Data for processing:

★ ★ ★ ★ ★

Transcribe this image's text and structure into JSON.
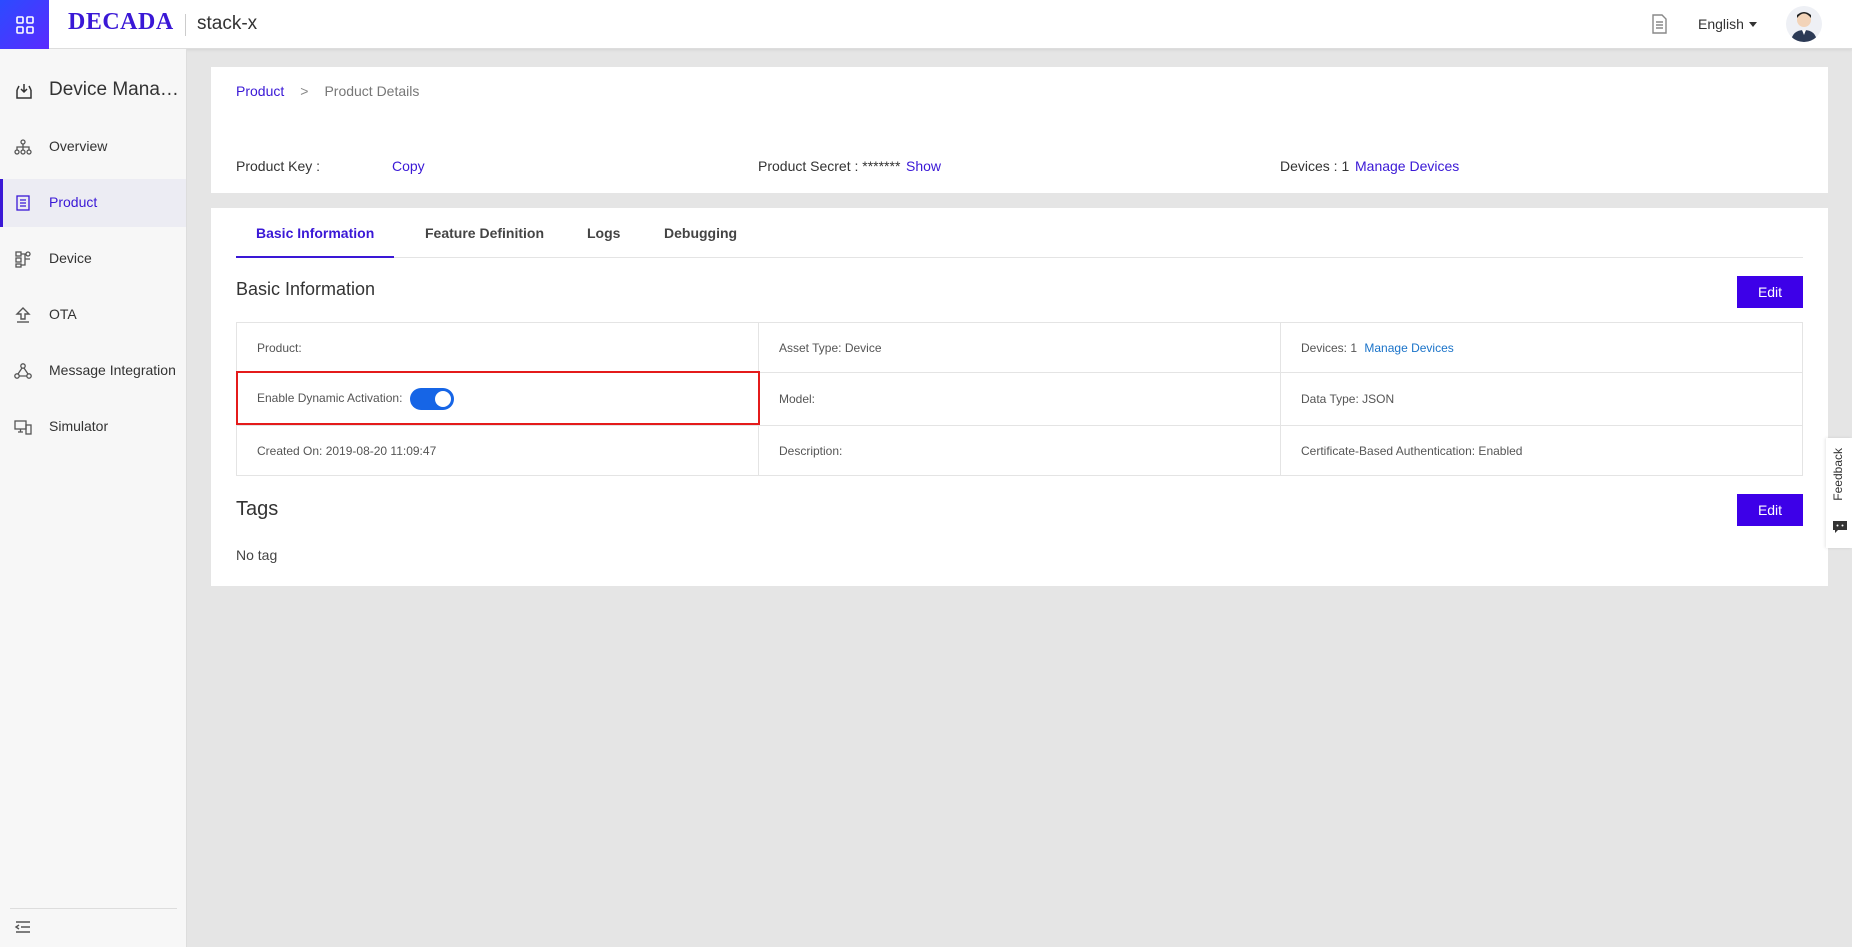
{
  "topbar": {
    "logo": "DECADA",
    "project": "stack-x",
    "language": "English"
  },
  "sidebar": {
    "title": "Device Management",
    "items": [
      {
        "label": "Overview",
        "icon": "sitemap-icon"
      },
      {
        "label": "Product",
        "icon": "product-icon",
        "active": true
      },
      {
        "label": "Device",
        "icon": "device-icon"
      },
      {
        "label": "OTA",
        "icon": "upload-icon"
      },
      {
        "label": "Message Integration",
        "icon": "share-nodes-icon"
      },
      {
        "label": "Simulator",
        "icon": "simulator-icon"
      }
    ]
  },
  "breadcrumb": {
    "parent": "Product",
    "separator": ">",
    "current": "Product Details"
  },
  "summary": {
    "product_key_label": "Product Key :",
    "copy_label": "Copy",
    "product_secret_label": "Product Secret : *******",
    "show_label": "Show",
    "devices_label": "Devices : 1",
    "manage_devices_label": "Manage Devices"
  },
  "tabs": [
    "Basic Information",
    "Feature Definition",
    "Logs",
    "Debugging"
  ],
  "basic_info": {
    "title": "Basic Information",
    "edit_label": "Edit",
    "product": "Product:",
    "asset_type": "Asset Type: Device",
    "devices": "Devices: 1",
    "manage_devices": "Manage Devices",
    "dynamic_activation": "Enable Dynamic Activation:",
    "model": "Model:",
    "data_type": "Data Type: JSON",
    "created_on": "Created On: 2019-08-20 11:09:47",
    "description": "Description:",
    "cert_auth": "Certificate-Based Authentication: Enabled"
  },
  "tags": {
    "title": "Tags",
    "edit_label": "Edit",
    "empty": "No tag"
  },
  "feedback_label": "Feedback",
  "colors": {
    "accent": "#3a18d6",
    "button": "#3d00e8",
    "toggle_on": "#1665e6",
    "highlight": "#e41b1b"
  }
}
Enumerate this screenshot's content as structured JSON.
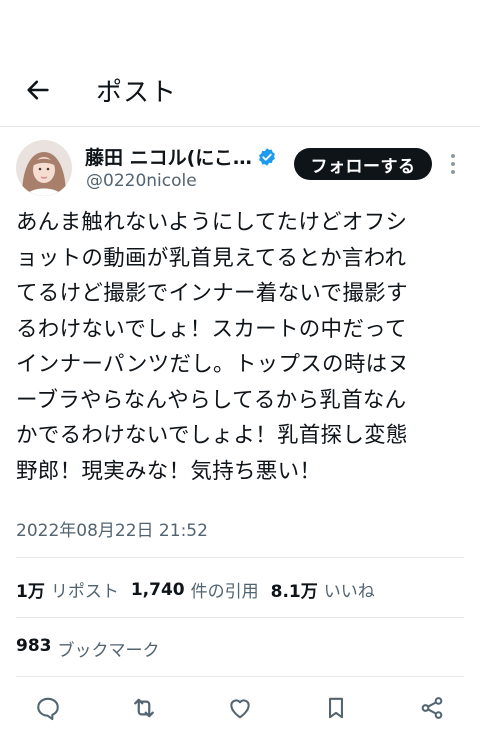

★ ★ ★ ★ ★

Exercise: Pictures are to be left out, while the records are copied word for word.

Solved problem:
Transcribe this image's text and structure into JSON.
{
  "topbar": {
    "logo": "DECADA",
    "project": "stack-x",
    "language": "English"
  },
  "sidebar": {
    "title": "Device Management",
    "items": [
      {
        "label": "Overview",
        "icon": "sitemap-icon"
      },
      {
        "label": "Product",
        "icon": "product-icon",
        "active": true
      },
      {
        "label": "Device",
        "icon": "device-icon"
      },
      {
        "label": "OTA",
        "icon": "upload-icon"
      },
      {
        "label": "Message Integration",
        "icon": "share-nodes-icon"
      },
      {
        "label": "Simulator",
        "icon": "simulator-icon"
      }
    ]
  },
  "breadcrumb": {
    "parent": "Product",
    "separator": ">",
    "current": "Product Details"
  },
  "summary": {
    "product_key_label": "Product Key :",
    "copy_label": "Copy",
    "product_secret_label": "Product Secret : *******",
    "show_label": "Show",
    "devices_label": "Devices : 1",
    "manage_devices_label": "Manage Devices"
  },
  "tabs": [
    "Basic Information",
    "Feature Definition",
    "Logs",
    "Debugging"
  ],
  "basic_info": {
    "title": "Basic Information",
    "edit_label": "Edit",
    "product": "Product:",
    "asset_type": "Asset Type: Device",
    "devices": "Devices: 1",
    "manage_devices": "Manage Devices",
    "dynamic_activation": "Enable Dynamic Activation:",
    "model": "Model:",
    "data_type": "Data Type: JSON",
    "created_on": "Created On: 2019-08-20 11:09:47",
    "description": "Description:",
    "cert_auth": "Certificate-Based Authentication: Enabled"
  },
  "tags": {
    "title": "Tags",
    "edit_label": "Edit",
    "empty": "No tag"
  },
  "feedback_label": "Feedback",
  "colors": {
    "accent": "#3a18d6",
    "button": "#3d00e8",
    "toggle_on": "#1665e6",
    "highlight": "#e41b1b"
  }
}
Enumerate this screenshot's content as structured JSON.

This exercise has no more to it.